◆ **Exercise aim**
Lines with the word "important" in them are the ones to copy from the records.

START Records for processing

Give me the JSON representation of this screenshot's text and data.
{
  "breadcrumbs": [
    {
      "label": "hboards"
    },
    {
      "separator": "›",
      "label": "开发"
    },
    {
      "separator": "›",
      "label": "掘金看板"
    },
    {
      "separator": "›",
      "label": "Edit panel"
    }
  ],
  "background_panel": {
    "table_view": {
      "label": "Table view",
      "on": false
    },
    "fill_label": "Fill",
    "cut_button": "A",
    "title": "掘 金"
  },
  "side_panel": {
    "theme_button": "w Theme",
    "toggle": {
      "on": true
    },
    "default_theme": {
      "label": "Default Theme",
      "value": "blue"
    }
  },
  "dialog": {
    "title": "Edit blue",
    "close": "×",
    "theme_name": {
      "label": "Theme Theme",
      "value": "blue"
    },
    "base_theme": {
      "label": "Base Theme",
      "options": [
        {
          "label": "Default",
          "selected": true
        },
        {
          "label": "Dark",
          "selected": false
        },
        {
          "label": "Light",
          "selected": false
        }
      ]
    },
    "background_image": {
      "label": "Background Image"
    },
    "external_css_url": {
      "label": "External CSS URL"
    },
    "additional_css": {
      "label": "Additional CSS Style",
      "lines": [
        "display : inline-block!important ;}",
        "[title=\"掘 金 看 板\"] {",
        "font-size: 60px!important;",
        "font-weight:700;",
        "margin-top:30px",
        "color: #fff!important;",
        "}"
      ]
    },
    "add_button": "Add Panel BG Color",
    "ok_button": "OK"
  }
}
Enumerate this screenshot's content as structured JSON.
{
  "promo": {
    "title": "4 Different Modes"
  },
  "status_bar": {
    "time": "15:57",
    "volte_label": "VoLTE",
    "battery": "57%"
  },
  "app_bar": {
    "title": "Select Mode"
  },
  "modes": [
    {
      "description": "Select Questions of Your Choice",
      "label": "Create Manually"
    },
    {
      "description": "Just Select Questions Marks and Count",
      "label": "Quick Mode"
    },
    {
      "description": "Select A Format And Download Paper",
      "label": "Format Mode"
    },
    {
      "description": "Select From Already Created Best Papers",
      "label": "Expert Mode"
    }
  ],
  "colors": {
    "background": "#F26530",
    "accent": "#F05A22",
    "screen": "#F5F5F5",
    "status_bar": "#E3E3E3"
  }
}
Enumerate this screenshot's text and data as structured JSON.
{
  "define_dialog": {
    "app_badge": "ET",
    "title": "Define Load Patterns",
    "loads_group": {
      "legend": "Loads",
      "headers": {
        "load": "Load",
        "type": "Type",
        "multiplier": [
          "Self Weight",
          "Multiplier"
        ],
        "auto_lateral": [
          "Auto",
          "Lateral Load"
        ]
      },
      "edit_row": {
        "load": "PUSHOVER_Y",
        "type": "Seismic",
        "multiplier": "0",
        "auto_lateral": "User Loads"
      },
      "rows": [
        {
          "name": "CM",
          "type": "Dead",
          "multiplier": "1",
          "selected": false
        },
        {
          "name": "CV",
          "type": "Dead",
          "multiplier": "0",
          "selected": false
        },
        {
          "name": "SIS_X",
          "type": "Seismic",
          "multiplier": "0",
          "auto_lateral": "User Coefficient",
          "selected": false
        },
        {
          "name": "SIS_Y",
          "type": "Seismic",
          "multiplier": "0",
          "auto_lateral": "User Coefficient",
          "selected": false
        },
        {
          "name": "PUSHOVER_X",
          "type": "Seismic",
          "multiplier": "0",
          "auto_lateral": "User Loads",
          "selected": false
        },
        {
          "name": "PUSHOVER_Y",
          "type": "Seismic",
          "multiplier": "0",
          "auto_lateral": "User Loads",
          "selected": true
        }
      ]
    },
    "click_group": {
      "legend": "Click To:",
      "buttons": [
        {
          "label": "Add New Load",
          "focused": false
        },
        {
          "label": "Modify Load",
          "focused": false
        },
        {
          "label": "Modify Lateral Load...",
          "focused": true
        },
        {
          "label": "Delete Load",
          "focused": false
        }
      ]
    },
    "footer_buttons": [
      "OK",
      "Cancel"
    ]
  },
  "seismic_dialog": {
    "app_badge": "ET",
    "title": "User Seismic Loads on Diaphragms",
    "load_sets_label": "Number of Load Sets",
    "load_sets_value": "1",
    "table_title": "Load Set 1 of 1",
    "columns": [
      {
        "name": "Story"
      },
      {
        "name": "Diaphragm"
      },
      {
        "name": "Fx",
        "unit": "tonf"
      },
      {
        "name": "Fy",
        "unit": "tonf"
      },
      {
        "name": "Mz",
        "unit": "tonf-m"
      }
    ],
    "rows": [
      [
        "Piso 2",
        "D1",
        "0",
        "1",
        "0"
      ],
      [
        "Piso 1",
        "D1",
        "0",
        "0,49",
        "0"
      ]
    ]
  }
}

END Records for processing

◆ **Answer space**
        "display : inline-block!important ;}",
        "font-size: 60px!important;",
        "color: #fff!important;",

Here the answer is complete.